> [What this task involves] Copy out all lines of the records in which the word "boot" appears.

Web page and app entries
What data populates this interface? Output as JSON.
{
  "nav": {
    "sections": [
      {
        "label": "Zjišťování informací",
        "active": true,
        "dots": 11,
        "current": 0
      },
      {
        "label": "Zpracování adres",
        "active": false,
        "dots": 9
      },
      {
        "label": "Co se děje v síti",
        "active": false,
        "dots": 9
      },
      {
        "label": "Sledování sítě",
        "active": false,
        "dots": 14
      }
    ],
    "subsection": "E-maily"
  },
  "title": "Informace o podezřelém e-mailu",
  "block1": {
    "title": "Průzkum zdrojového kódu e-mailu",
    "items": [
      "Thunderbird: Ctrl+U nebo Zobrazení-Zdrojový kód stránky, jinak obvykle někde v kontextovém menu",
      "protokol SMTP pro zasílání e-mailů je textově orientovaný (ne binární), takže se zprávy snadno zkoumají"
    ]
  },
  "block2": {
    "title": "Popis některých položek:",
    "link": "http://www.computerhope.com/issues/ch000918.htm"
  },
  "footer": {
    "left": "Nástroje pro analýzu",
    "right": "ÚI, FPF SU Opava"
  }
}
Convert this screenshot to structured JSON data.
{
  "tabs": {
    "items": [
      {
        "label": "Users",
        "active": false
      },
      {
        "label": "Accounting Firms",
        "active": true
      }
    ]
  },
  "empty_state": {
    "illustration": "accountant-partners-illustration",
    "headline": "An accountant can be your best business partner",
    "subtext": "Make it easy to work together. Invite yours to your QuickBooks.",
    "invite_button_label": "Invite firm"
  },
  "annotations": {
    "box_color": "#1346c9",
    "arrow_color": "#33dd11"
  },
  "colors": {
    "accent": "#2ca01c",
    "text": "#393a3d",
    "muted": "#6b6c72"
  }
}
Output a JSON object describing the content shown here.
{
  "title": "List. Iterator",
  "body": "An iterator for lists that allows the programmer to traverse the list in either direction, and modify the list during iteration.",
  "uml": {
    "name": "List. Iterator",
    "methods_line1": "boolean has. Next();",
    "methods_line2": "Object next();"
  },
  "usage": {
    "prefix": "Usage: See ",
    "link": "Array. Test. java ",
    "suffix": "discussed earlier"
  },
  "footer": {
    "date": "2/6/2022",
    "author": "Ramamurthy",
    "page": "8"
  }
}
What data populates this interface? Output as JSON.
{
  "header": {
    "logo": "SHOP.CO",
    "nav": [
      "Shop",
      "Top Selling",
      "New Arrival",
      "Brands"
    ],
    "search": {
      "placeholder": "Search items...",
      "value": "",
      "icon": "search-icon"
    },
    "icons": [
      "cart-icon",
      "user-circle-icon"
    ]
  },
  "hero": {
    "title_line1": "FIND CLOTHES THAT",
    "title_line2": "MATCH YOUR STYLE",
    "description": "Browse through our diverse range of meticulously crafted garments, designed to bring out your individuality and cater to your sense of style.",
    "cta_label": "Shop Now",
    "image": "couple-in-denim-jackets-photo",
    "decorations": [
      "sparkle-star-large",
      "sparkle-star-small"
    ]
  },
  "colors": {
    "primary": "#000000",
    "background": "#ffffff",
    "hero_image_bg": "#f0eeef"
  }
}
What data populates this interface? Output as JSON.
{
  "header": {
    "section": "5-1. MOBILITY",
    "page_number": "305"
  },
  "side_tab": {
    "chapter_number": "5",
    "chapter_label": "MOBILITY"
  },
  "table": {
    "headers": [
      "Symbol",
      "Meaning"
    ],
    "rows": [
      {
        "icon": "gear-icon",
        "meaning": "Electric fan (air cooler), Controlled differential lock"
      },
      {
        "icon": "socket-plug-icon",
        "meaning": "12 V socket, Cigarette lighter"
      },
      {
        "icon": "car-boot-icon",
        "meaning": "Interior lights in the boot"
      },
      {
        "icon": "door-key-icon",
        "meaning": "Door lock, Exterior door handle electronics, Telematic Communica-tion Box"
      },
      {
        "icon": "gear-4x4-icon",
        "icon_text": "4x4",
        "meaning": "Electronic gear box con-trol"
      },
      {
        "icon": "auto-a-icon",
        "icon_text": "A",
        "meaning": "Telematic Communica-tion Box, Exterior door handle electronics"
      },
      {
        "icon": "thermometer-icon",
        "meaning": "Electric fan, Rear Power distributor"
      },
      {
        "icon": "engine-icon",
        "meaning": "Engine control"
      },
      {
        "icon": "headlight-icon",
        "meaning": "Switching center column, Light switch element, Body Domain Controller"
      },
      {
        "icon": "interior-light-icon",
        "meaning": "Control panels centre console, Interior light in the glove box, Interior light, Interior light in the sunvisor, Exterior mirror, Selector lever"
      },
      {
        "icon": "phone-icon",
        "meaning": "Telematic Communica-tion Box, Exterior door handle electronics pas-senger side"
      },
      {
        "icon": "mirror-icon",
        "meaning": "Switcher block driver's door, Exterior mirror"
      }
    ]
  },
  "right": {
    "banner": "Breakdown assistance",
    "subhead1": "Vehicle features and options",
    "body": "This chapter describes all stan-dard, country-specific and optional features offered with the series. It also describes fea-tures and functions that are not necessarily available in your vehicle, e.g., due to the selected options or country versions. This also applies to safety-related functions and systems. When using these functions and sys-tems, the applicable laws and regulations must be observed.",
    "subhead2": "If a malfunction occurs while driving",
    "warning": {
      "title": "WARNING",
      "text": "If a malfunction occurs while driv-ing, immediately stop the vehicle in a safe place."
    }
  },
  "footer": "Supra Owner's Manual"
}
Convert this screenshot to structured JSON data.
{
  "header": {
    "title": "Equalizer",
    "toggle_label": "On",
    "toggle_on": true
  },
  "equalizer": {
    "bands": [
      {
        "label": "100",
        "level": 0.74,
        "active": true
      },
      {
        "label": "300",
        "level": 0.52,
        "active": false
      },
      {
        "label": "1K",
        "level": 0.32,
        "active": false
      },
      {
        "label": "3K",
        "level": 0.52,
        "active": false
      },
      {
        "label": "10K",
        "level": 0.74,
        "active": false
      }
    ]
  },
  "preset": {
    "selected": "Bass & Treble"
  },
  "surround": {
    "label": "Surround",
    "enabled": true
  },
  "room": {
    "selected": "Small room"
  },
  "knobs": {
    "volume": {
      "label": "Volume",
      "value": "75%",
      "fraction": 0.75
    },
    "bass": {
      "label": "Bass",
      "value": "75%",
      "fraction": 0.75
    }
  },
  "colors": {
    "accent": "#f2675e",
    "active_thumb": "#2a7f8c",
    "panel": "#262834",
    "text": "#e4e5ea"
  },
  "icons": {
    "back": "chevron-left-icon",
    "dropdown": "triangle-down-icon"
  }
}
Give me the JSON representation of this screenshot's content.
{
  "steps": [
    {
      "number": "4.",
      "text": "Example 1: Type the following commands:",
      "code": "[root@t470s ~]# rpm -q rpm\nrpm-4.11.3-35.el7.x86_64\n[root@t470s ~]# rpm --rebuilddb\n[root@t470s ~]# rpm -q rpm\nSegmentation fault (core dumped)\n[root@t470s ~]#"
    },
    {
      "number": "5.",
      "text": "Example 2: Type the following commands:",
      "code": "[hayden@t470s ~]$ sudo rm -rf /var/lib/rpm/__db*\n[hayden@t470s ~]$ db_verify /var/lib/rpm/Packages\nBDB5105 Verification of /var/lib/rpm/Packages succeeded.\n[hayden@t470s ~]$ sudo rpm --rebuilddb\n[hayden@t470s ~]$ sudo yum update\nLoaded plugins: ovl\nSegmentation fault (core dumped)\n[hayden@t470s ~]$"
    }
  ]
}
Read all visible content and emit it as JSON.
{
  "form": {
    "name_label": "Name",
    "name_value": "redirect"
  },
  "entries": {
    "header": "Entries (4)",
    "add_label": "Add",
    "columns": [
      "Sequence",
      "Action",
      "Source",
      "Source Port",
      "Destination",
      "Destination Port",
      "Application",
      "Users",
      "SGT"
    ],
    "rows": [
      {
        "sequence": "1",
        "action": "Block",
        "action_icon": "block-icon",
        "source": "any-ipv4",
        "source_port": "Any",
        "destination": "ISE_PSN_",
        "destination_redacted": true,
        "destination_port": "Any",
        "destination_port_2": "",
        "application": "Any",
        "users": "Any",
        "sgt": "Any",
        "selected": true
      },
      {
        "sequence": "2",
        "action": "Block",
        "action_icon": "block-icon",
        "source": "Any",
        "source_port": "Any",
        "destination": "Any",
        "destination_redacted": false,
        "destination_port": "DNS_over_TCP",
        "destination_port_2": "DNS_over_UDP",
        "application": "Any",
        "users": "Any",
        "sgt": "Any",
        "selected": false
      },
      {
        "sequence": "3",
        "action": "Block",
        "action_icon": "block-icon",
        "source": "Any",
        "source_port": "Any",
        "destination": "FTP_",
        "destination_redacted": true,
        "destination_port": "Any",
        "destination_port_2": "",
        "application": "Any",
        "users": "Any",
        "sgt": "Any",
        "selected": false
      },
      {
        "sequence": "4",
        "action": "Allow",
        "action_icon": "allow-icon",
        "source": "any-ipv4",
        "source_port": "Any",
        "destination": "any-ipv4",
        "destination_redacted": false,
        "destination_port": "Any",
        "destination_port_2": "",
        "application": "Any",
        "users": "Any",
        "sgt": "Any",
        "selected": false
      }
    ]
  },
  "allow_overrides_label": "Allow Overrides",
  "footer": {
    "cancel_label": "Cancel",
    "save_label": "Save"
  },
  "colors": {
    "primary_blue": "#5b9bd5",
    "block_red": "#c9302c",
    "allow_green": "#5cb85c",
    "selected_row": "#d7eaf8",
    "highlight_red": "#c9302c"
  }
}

> [Output of the task]
        "icon": "car-boot-icon",
        "meaning": "Interior lights in the boot"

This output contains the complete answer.